Celery Juice – Benefits or Totally Bogus? Plus How To Make It!
Celery juice — it’s the hot, err cold, new beverage on the scene. But is it really all it’s hyped up to be? On this episode of The Sitch, I’m myth-busting the health claims about celery juice and showing you how to make it at home — so you don’t end up shelling out $12 a bottle for watery Bloody Mary garnish.
Recently, there has been a huge upswing of interest in the grassy-tasting beverage known as celery juice. All across social media, influencers are posting pics with big gulps of this bright green stuff claiming it cures everything from digestive issues to cancer.
That’s because a guy known as the “Medical Medium” – a man with literally no medical experience – calls it “the savior of chronic illness.” He claims that drinking 16 ounces of celery juice a day on an empty stomach is a total cure-all.
Sounds a little suspect, right? Let’s see what the science has to say.
Celery is a plant, so right away we know it has functional benefits – all plants do. Celery contains a good amount of vitamin c, vitamin k, and a hefty dose of fiber.
Some people call celery a “negative calorie food” because it’s so low in energy that digesting it burns more calories than eating it. Combined with its belly-filling fiber, theoretically, this could make celery a good food for weight loss. However, there aren’t any studies showing that munching on stalks all day will slim your waistline.
Celery also contains phytochemicals such as flavonoids, alkaloids, and steroids.
Celery leaf extracts have been shown to possess anti-cancer, anti-inflammatory, anti-microbial benefits. They’ve also been shown to improve fertility and lower glucose levels and blood pressure.
But – and this is a HUGE but – only in animal studies.
Any good practitioner knows that animal physiology and human physiology are not the same.
While research like this definitely shows promise for benefits in humans – we absolutely can’t make the jump to saying that there is strong evidence to support the health claims made about celery in humans.
Additionally, these studies were done using celery extracts, which amounts to high concentrations of celery compounds likely not achieved by a blender.
Many of the extracts are also found celery seeds, which are not used to make celery juice.

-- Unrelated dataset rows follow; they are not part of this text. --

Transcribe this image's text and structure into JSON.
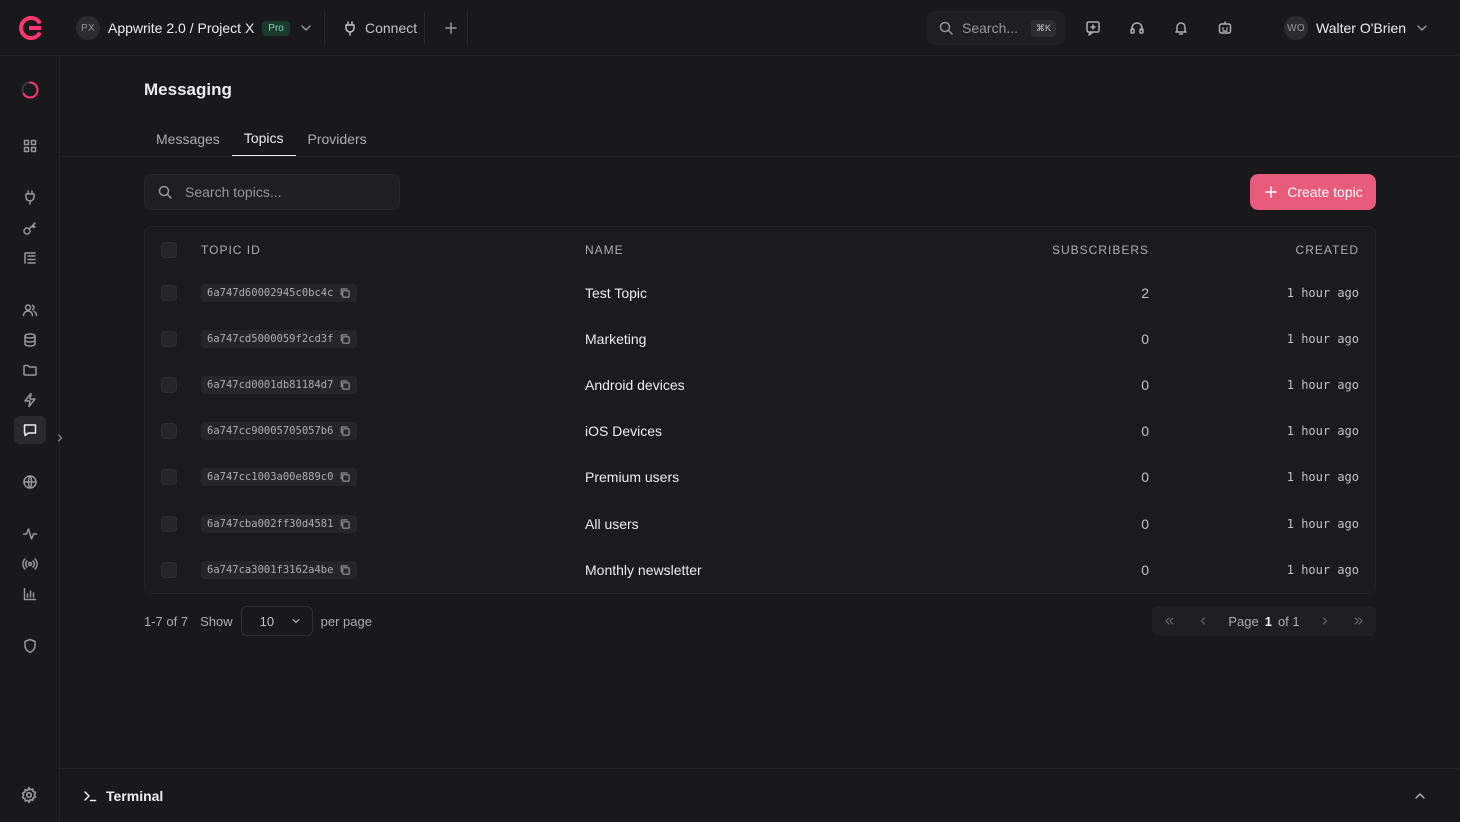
{
  "header": {
    "project_initials": "PX",
    "project_name": "Appwrite 2.0 / Project X",
    "plan_badge": "Pro",
    "connect_label": "Connect",
    "search_label": "Search...",
    "search_shortcut": "⌘K",
    "user_initials": "WO",
    "user_name": "Walter O'Brien"
  },
  "page": {
    "title": "Messaging",
    "tabs": [
      {
        "label": "Messages",
        "active": false
      },
      {
        "label": "Topics",
        "active": true
      },
      {
        "label": "Providers",
        "active": false
      }
    ]
  },
  "toolbar": {
    "search_placeholder": "Search topics...",
    "create_label": "Create topic"
  },
  "table": {
    "columns": [
      "TOPIC ID",
      "NAME",
      "SUBSCRIBERS",
      "CREATED"
    ],
    "rows": [
      {
        "id": "6a747d60002945c0bc4c",
        "name": "Test Topic",
        "subscribers": "2",
        "created": "1 hour ago"
      },
      {
        "id": "6a747cd5000059f2cd3f",
        "name": "Marketing",
        "subscribers": "0",
        "created": "1 hour ago"
      },
      {
        "id": "6a747cd0001db81184d7",
        "name": "Android devices",
        "subscribers": "0",
        "created": "1 hour ago"
      },
      {
        "id": "6a747cc90005705057b6",
        "name": "iOS Devices",
        "subscribers": "0",
        "created": "1 hour ago"
      },
      {
        "id": "6a747cc1003a00e889c0",
        "name": "Premium users",
        "subscribers": "0",
        "created": "1 hour ago"
      },
      {
        "id": "6a747cba002ff30d4581",
        "name": "All users",
        "subscribers": "0",
        "created": "1 hour ago"
      },
      {
        "id": "6a747ca3001f3162a4be",
        "name": "Monthly newsletter",
        "subscribers": "0",
        "created": "1 hour ago"
      }
    ]
  },
  "footer": {
    "range": "1-7 of 7",
    "show_label": "Show",
    "per_page_value": "10",
    "per_page_label": "per page",
    "page_label": "Page",
    "page_current": "1",
    "page_of": "of 1"
  },
  "terminal": {
    "label": "Terminal"
  },
  "colors": {
    "accent": "#fd366e",
    "button": "#e85b7a",
    "background": "#19191c"
  },
  "sidebar_icons": [
    "progress-icon",
    "overview-icon",
    "plug-icon",
    "key-icon",
    "list-icon",
    "users-icon",
    "database-icon",
    "folder-icon",
    "bolt-icon",
    "message-icon",
    "globe-icon",
    "activity-icon",
    "broadcast-icon",
    "chart-icon",
    "shield-icon",
    "settings-icon"
  ]
}
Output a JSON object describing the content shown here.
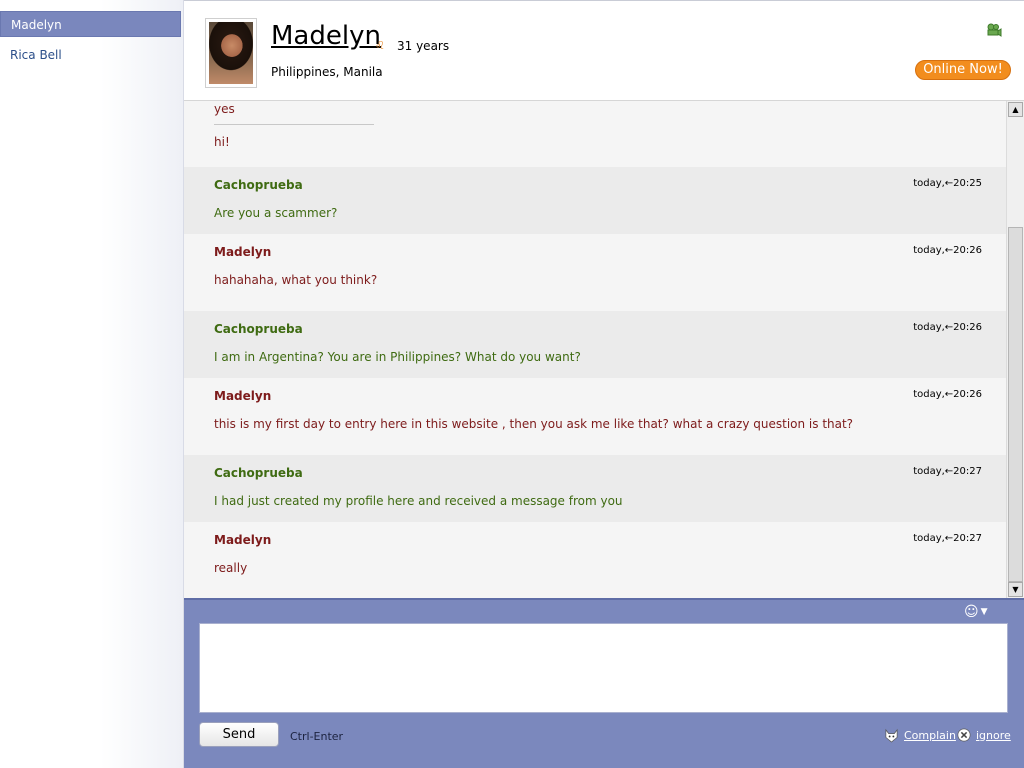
{
  "sidebar": {
    "contacts": [
      {
        "name": "Madelyn"
      },
      {
        "name": "Rica Bell"
      }
    ]
  },
  "profile": {
    "name": "Madelyn",
    "age": "31 years",
    "location": "Philippines, Manila",
    "status": "Online Now!"
  },
  "previous": {
    "line1": "yes",
    "line2": "hi!"
  },
  "messages": [
    {
      "author": "Cachoprueba",
      "time": "today,←20:25",
      "text": "Are you a scammer?"
    },
    {
      "author": "Madelyn",
      "time": "today,←20:26",
      "text": "hahahaha, what you think?"
    },
    {
      "author": "Cachoprueba",
      "time": "today,←20:26",
      "text": "I am in Argentina? You are in Philippines? What do you want?"
    },
    {
      "author": "Madelyn",
      "time": "today,←20:26",
      "text": "this is my first day to entry here in this website , then you ask me like that? what a crazy question is that?"
    },
    {
      "author": "Cachoprueba",
      "time": "today,←20:27",
      "text": "I had just created my profile here and received a message from you"
    },
    {
      "author": "Madelyn",
      "time": "today,←20:27",
      "text": "really"
    }
  ],
  "compose": {
    "value": "",
    "send_label": "Send",
    "hint": "Ctrl-Enter",
    "complain_label": "Complain",
    "ignore_label": "ignore"
  },
  "colors": {
    "sender_other": "#3f6b12",
    "sender_profile": "#7d1b1b",
    "accent": "#7b88bd",
    "online": "#f28d1e"
  }
}
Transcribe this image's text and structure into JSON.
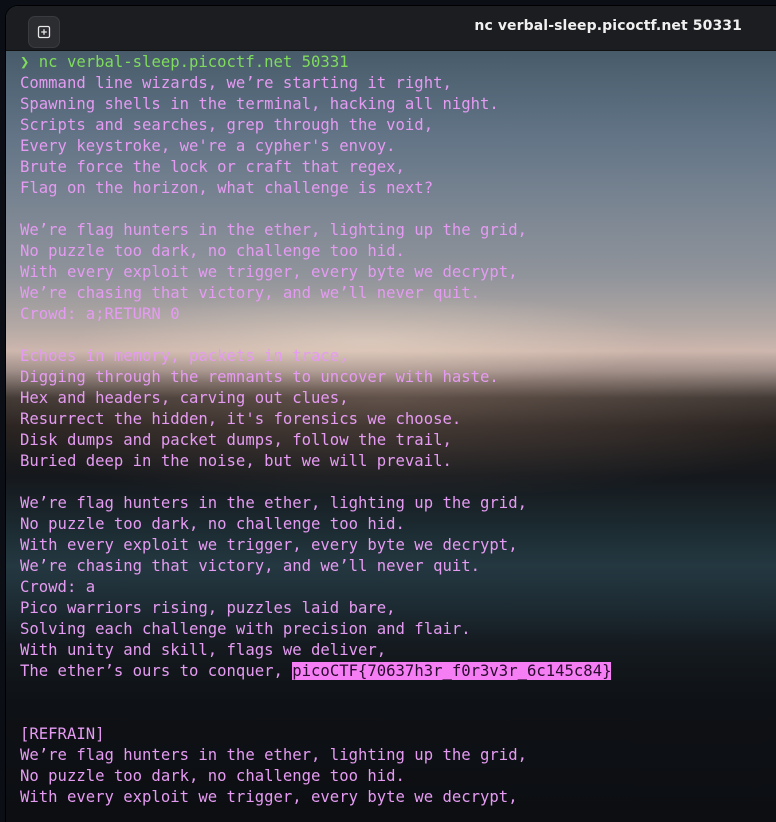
{
  "window": {
    "title": "nc verbal-sleep.picoctf.net 50331"
  },
  "icons": {
    "new_tab": "new-tab-icon"
  },
  "colors": {
    "text": "#e59bf2",
    "prompt": "#7fdc5c",
    "flag_highlight": "#f57ef5"
  },
  "terminal": {
    "prompt_symbol": "❯",
    "command": "nc verbal-sleep.picoctf.net 50331",
    "lines": [
      "Command line wizards, we’re starting it right,",
      "Spawning shells in the terminal, hacking all night.",
      "Scripts and searches, grep through the void,",
      "Every keystroke, we're a cypher's envoy.",
      "Brute force the lock or craft that regex,",
      "Flag on the horizon, what challenge is next?",
      "",
      "We’re flag hunters in the ether, lighting up the grid,",
      "No puzzle too dark, no challenge too hid.",
      "With every exploit we trigger, every byte we decrypt,",
      "We’re chasing that victory, and we’ll never quit.",
      "Crowd: a;RETURN 0",
      "",
      "Echoes in memory, packets in trace,",
      "Digging through the remnants to uncover with haste.",
      "Hex and headers, carving out clues,",
      "Resurrect the hidden, it's forensics we choose.",
      "Disk dumps and packet dumps, follow the trail,",
      "Buried deep in the noise, but we will prevail.",
      "",
      "We’re flag hunters in the ether, lighting up the grid,",
      "No puzzle too dark, no challenge too hid.",
      "With every exploit we trigger, every byte we decrypt,",
      "We’re chasing that victory, and we’ll never quit.",
      "Crowd: a",
      "Pico warriors rising, puzzles laid bare,",
      "Solving each challenge with precision and flair.",
      "With unity and skill, flags we deliver,"
    ],
    "flag_line_prefix": "The ether’s ours to conquer, ",
    "flag": "picoCTF{70637h3r_f0r3v3r_6c145c84}",
    "lines_after": [
      "",
      "",
      "[REFRAIN]",
      "We’re flag hunters in the ether, lighting up the grid,",
      "No puzzle too dark, no challenge too hid.",
      "With every exploit we trigger, every byte we decrypt,"
    ]
  }
}
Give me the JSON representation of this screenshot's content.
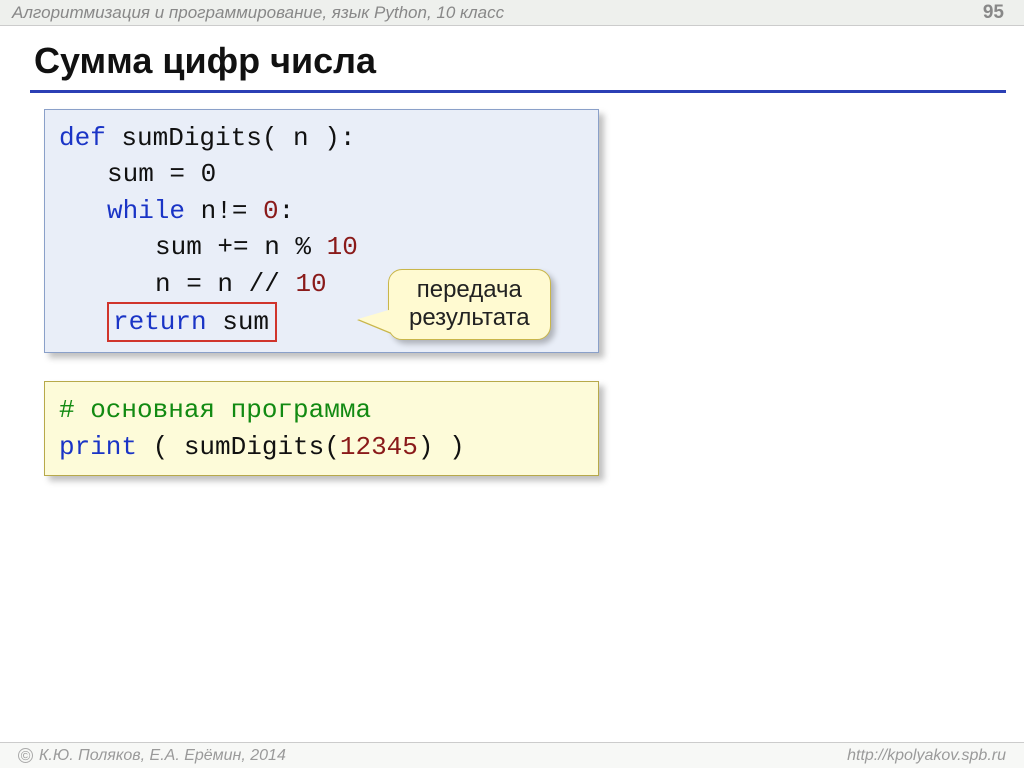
{
  "header": {
    "course": "Алгоритмизация и программирование, язык Python, 10 класс",
    "page": "95"
  },
  "title": "Сумма цифр числа",
  "code1": {
    "l1_def": "def",
    "l1_name": " sumDigits( n ):",
    "l2": "sum = 0",
    "l3_while": "while",
    "l3_cond": " n!= ",
    "l3_zero": "0",
    "l3_colon": ":",
    "l4_a": "sum += n % ",
    "l4_ten": "10",
    "l5_a": "n = n // ",
    "l5_ten": "10",
    "l6_ret": "return",
    "l6_sum": " sum"
  },
  "callout": {
    "line1": "передача",
    "line2": "результата"
  },
  "code2": {
    "comment": "# основная программа",
    "print": "print",
    "open": " ( ",
    "call": "sumDigits(",
    "arg": "12345",
    "close": ")",
    "outer_close": " )"
  },
  "footer": {
    "left": "К.Ю. Поляков, Е.А. Ерёмин, 2014",
    "right": "http://kpolyakov.spb.ru"
  }
}
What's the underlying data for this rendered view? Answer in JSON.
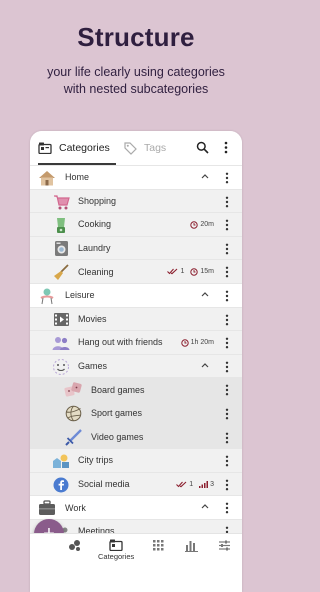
{
  "promo": {
    "title": "Structure",
    "subtitle": "your life clearly using categories with nested subcategories"
  },
  "topbar": {
    "tab_categories": "Categories",
    "tab_tags": "Tags",
    "search_icon": "search-icon",
    "more_icon": "more-vert-icon"
  },
  "colors": {
    "background": "#dcc5d2",
    "accent": "#8a5c8b",
    "title": "#2f1f3f",
    "clock": "#8b1e2e"
  },
  "rows": [
    {
      "label": "Home",
      "level": 0,
      "icon": "house-icon",
      "chevron": true,
      "time": "",
      "count": "",
      "bars": ""
    },
    {
      "label": "Shopping",
      "level": 1,
      "icon": "cart-icon",
      "chevron": false,
      "time": "",
      "count": "",
      "bars": ""
    },
    {
      "label": "Cooking",
      "level": 1,
      "icon": "blender-icon",
      "chevron": false,
      "time": "20m",
      "count": "",
      "bars": ""
    },
    {
      "label": "Laundry",
      "level": 1,
      "icon": "washing-machine-icon",
      "chevron": false,
      "time": "",
      "count": "",
      "bars": ""
    },
    {
      "label": "Cleaning",
      "level": 1,
      "icon": "broom-icon",
      "chevron": false,
      "time": "15m",
      "count": "1",
      "bars": ""
    },
    {
      "label": "Leisure",
      "level": 0,
      "icon": "lounger-icon",
      "chevron": true,
      "time": "",
      "count": "",
      "bars": ""
    },
    {
      "label": "Movies",
      "level": 1,
      "icon": "film-icon",
      "chevron": false,
      "time": "",
      "count": "",
      "bars": ""
    },
    {
      "label": "Hang out with friends",
      "level": 1,
      "icon": "people-icon",
      "chevron": false,
      "time": "1h 20m",
      "count": "",
      "bars": ""
    },
    {
      "label": "Games",
      "level": 1,
      "icon": "smiley-icon",
      "chevron": true,
      "time": "",
      "count": "",
      "bars": ""
    },
    {
      "label": "Board games",
      "level": 2,
      "icon": "dice-icon",
      "chevron": false,
      "time": "",
      "count": "",
      "bars": ""
    },
    {
      "label": "Sport games",
      "level": 2,
      "icon": "volleyball-icon",
      "chevron": false,
      "time": "",
      "count": "",
      "bars": ""
    },
    {
      "label": "Video games",
      "level": 2,
      "icon": "sword-icon",
      "chevron": false,
      "time": "",
      "count": "",
      "bars": ""
    },
    {
      "label": "City trips",
      "level": 1,
      "icon": "city-icon",
      "chevron": false,
      "time": "",
      "count": "",
      "bars": ""
    },
    {
      "label": "Social media",
      "level": 1,
      "icon": "facebook-icon",
      "chevron": false,
      "time": "",
      "count": "1",
      "bars": "3"
    },
    {
      "label": "Work",
      "level": 0,
      "icon": "briefcase-icon",
      "chevron": true,
      "time": "",
      "count": "",
      "bars": ""
    },
    {
      "label": "Meetings",
      "level": 1,
      "icon": "meeting-icon",
      "chevron": false,
      "time": "",
      "count": "",
      "bars": ""
    }
  ],
  "bottomnav": {
    "fab_label": "+",
    "categories_label": "Categories",
    "icons": [
      "bubbles-icon",
      "categories-icon",
      "grid-icon",
      "bar-chart-icon",
      "sliders-icon"
    ]
  }
}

Bottom line: While drinking celery juice is totally safe – and a good way to stay hydrated – there isn’t any evidence to suggest that drinking celery has massive benefits for humans over just eating it.
In fact, one of the greatest benefits of veggies is their high fiber content – something that gets lost when you juice them.
By condensing celery down to a juice, you’re also concentrating its natural sugar, increasing the calorie count, and decreasing the food’s satiety – in other words, its ability to make you feel full.
My recommendation? If you like celery juice, go for it!
But if you think it tastes like the watered down remains of your lawn mower, feel free to skip it and fill your plate with a ton of phytochemical-rich whole fruits and veggies instead.
Lastly, if you’re going to drink celery juice, I highly recommend making yourself instead of shelling out $9 a bottle at your local juicery.
It’s super easy.
HOW TO MAKE CELERY JUICE
- Blend up celery (leaves, stalks, and all) with a little water.
- Filter it using a nut milk bag.
- Add a squeeze of lemon or orange to improve the flavor.
You can use the leftover pulp to add fiber to your smoothies or smear it all over your face for an anti-aging facial… just kidding.
PIN the post! >>
Watch more episodes of The Sitch! >>
Weigh in: Have you heard the claims about celery juice benefits? Will you try to make celery juice at home?